▶ [The task]:
Go through the entries below and count the lines where "screenshot" occurs. Give nothing but that number.

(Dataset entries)
= = =

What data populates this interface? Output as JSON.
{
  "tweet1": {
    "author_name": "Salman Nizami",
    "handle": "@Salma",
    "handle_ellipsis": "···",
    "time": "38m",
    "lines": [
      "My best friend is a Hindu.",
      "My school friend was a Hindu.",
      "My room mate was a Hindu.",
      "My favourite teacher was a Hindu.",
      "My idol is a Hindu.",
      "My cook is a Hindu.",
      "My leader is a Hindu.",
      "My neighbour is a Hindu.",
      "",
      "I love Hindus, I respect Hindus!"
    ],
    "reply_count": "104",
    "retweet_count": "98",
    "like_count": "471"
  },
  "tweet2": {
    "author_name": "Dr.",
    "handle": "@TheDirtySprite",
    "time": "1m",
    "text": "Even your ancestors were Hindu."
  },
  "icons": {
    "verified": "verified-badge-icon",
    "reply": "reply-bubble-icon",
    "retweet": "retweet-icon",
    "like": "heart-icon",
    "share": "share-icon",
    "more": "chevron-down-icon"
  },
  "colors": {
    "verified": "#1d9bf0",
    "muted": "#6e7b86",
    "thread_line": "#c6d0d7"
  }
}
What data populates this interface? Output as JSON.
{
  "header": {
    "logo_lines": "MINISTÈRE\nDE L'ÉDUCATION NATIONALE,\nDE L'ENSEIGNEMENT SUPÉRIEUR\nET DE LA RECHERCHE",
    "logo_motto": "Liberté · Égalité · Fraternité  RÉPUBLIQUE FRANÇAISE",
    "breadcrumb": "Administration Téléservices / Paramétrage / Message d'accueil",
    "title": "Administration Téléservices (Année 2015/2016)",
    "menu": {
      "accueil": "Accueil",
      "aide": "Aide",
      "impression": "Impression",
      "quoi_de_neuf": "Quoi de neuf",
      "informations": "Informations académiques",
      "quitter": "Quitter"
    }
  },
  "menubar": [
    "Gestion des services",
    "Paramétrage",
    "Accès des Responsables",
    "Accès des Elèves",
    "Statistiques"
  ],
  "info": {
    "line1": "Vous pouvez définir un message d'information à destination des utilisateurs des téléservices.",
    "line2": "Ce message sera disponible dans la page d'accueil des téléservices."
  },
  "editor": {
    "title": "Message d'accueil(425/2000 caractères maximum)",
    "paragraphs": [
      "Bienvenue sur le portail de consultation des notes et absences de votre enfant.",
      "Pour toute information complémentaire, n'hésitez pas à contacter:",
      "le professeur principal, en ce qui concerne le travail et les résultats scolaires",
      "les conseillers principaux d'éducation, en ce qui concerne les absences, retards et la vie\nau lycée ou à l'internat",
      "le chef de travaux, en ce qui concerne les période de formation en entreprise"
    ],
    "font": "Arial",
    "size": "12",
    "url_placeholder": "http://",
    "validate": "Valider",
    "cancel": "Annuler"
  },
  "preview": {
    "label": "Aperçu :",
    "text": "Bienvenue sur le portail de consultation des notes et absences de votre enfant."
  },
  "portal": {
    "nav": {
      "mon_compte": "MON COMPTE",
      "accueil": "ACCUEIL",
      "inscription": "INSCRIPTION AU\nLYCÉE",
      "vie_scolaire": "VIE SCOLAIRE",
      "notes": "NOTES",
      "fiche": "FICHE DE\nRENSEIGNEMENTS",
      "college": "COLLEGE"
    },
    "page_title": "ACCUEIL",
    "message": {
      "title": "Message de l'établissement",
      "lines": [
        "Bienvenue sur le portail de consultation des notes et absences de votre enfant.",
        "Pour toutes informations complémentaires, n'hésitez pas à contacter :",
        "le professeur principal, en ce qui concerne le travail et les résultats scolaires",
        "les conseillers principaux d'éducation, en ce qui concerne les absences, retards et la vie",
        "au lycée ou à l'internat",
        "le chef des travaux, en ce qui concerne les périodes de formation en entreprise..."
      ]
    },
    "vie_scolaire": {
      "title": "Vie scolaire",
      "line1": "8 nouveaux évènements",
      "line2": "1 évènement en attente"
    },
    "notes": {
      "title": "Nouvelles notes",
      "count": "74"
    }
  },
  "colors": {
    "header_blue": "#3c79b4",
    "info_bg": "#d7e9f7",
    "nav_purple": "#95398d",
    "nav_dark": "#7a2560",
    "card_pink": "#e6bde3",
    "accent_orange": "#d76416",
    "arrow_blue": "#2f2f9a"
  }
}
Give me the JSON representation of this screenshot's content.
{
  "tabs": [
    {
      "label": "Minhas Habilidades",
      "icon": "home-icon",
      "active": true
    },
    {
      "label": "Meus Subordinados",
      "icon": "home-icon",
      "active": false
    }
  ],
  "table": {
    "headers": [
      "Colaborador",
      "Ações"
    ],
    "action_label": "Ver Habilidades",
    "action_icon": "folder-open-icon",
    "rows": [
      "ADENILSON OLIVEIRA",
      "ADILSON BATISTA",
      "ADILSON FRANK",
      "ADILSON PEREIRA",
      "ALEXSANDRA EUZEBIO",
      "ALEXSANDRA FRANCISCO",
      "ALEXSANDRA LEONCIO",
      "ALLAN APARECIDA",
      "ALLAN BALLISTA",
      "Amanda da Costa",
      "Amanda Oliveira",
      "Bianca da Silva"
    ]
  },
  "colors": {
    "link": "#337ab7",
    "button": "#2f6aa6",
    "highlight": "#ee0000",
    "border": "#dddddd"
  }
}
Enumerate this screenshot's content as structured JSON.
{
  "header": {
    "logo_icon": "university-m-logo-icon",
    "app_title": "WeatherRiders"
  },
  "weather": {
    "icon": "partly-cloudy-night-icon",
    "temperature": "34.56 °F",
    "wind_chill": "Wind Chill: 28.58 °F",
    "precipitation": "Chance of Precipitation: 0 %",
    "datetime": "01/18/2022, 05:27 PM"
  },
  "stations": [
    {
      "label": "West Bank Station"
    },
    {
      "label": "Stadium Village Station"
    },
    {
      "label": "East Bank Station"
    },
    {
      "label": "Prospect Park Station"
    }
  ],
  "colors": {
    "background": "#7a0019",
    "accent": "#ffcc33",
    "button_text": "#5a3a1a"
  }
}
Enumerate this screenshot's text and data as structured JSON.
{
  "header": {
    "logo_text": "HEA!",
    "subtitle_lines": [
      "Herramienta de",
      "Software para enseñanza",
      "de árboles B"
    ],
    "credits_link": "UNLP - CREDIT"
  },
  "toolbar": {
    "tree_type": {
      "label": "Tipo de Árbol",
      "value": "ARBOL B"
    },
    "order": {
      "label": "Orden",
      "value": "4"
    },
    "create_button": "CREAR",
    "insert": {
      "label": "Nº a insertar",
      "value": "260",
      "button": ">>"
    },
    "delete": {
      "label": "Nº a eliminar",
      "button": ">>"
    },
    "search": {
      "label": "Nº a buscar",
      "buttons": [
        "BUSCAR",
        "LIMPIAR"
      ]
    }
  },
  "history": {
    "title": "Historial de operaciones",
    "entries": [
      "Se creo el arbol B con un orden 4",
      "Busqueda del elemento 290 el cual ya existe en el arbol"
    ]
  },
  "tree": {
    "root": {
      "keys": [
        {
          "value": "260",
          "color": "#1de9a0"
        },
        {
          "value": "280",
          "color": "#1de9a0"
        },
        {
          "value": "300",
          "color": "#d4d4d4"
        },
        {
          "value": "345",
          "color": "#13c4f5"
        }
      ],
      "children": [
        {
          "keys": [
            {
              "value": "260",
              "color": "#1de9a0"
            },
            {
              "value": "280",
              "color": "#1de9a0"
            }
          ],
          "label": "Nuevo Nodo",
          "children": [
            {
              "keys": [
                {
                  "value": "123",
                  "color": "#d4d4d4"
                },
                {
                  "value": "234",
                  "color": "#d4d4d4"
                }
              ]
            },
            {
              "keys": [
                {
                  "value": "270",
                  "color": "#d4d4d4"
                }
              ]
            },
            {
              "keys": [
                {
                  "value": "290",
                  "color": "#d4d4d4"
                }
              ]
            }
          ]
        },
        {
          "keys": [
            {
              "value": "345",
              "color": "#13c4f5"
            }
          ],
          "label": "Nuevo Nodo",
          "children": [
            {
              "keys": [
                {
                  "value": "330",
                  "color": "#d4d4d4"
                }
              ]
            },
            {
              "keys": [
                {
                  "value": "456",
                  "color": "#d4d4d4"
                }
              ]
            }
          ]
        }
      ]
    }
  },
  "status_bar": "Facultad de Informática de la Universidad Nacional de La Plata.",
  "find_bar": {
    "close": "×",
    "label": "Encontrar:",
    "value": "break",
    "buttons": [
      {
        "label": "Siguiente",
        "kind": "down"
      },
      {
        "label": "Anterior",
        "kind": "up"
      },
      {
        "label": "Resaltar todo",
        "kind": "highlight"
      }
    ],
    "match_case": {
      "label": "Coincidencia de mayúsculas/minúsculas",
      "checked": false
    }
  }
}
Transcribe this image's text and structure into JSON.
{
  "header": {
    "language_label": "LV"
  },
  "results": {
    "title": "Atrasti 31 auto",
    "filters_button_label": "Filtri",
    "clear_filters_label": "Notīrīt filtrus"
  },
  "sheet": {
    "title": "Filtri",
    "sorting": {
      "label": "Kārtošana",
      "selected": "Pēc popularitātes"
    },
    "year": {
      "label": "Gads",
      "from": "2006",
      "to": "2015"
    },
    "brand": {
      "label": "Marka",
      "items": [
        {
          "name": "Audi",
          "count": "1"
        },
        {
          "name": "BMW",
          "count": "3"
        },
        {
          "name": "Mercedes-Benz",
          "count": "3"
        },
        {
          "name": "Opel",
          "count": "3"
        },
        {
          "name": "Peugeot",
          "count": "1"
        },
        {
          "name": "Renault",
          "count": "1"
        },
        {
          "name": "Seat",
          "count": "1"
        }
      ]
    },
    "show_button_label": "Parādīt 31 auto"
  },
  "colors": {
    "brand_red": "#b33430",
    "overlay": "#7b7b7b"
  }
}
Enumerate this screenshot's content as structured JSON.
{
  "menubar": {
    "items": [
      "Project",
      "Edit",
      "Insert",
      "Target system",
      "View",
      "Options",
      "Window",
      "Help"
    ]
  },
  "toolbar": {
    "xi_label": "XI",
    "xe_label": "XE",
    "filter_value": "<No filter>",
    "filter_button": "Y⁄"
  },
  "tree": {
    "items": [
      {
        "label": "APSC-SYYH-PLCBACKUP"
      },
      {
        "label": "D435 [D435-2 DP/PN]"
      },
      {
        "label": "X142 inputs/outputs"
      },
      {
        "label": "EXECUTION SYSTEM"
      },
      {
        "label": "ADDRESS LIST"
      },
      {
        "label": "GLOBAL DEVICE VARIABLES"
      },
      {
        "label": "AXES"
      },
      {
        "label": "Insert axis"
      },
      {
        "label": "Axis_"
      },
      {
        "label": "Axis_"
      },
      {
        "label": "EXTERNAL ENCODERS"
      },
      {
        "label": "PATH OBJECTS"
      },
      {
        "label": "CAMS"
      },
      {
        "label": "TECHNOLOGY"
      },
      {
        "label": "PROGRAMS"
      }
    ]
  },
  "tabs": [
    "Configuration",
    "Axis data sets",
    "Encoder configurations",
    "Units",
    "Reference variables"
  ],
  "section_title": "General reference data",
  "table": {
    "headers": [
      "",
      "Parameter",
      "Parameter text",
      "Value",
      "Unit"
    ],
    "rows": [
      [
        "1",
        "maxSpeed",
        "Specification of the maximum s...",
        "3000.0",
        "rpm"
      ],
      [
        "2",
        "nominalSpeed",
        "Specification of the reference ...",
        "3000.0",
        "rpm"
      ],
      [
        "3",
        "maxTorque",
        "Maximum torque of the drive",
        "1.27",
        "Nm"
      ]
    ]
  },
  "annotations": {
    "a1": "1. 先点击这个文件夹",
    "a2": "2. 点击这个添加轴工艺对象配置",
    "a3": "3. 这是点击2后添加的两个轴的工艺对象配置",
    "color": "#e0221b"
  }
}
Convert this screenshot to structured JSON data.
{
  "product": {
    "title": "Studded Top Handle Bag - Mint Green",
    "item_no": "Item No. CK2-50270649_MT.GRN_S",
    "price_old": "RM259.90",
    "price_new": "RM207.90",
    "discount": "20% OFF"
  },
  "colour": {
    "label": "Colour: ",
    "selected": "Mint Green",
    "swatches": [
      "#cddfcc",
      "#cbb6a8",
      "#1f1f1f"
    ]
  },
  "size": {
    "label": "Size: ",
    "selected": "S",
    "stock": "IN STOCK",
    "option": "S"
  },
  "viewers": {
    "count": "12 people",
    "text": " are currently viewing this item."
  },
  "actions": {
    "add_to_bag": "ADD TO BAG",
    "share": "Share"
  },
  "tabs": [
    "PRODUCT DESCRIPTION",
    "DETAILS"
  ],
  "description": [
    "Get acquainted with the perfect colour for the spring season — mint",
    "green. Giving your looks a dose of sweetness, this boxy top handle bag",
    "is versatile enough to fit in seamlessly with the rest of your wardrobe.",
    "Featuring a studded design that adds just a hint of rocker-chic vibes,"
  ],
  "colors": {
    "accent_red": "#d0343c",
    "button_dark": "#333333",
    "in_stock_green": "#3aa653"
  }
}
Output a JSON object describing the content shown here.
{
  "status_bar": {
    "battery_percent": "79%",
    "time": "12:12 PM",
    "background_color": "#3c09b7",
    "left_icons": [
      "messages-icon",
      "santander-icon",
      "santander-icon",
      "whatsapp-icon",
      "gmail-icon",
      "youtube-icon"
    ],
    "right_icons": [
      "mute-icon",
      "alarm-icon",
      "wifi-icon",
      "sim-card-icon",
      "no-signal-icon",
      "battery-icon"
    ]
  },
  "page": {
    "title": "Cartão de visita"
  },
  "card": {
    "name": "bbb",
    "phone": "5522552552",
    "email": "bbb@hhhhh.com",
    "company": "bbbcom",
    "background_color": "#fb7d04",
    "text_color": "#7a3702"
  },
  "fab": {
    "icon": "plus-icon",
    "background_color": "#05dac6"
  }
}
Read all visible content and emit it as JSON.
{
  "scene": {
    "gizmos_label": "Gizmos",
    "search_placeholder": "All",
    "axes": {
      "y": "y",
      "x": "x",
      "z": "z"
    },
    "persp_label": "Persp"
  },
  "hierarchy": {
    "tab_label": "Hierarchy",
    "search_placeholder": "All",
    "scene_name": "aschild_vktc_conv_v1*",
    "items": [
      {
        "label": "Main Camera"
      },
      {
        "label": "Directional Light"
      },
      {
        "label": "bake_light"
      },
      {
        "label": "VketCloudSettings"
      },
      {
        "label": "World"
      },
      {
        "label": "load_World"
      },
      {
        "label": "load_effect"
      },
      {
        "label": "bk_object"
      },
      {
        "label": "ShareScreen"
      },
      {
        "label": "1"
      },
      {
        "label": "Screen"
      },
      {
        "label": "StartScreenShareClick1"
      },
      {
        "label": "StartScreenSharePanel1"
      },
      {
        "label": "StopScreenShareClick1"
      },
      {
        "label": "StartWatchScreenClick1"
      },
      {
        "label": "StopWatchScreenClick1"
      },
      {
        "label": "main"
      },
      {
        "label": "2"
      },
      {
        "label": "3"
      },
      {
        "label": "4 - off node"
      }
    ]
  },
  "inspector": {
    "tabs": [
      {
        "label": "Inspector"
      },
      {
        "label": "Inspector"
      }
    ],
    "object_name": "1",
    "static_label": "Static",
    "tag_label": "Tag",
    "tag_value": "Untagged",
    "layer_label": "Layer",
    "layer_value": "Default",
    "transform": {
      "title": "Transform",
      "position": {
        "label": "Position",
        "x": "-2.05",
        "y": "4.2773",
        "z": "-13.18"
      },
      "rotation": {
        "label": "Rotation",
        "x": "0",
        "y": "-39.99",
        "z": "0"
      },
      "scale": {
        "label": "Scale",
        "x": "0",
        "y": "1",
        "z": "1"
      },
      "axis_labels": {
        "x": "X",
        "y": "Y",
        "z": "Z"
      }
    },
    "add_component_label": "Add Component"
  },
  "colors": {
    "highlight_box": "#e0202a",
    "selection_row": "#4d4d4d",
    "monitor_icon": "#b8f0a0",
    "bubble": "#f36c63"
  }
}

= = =

▶ [The completed task]:
5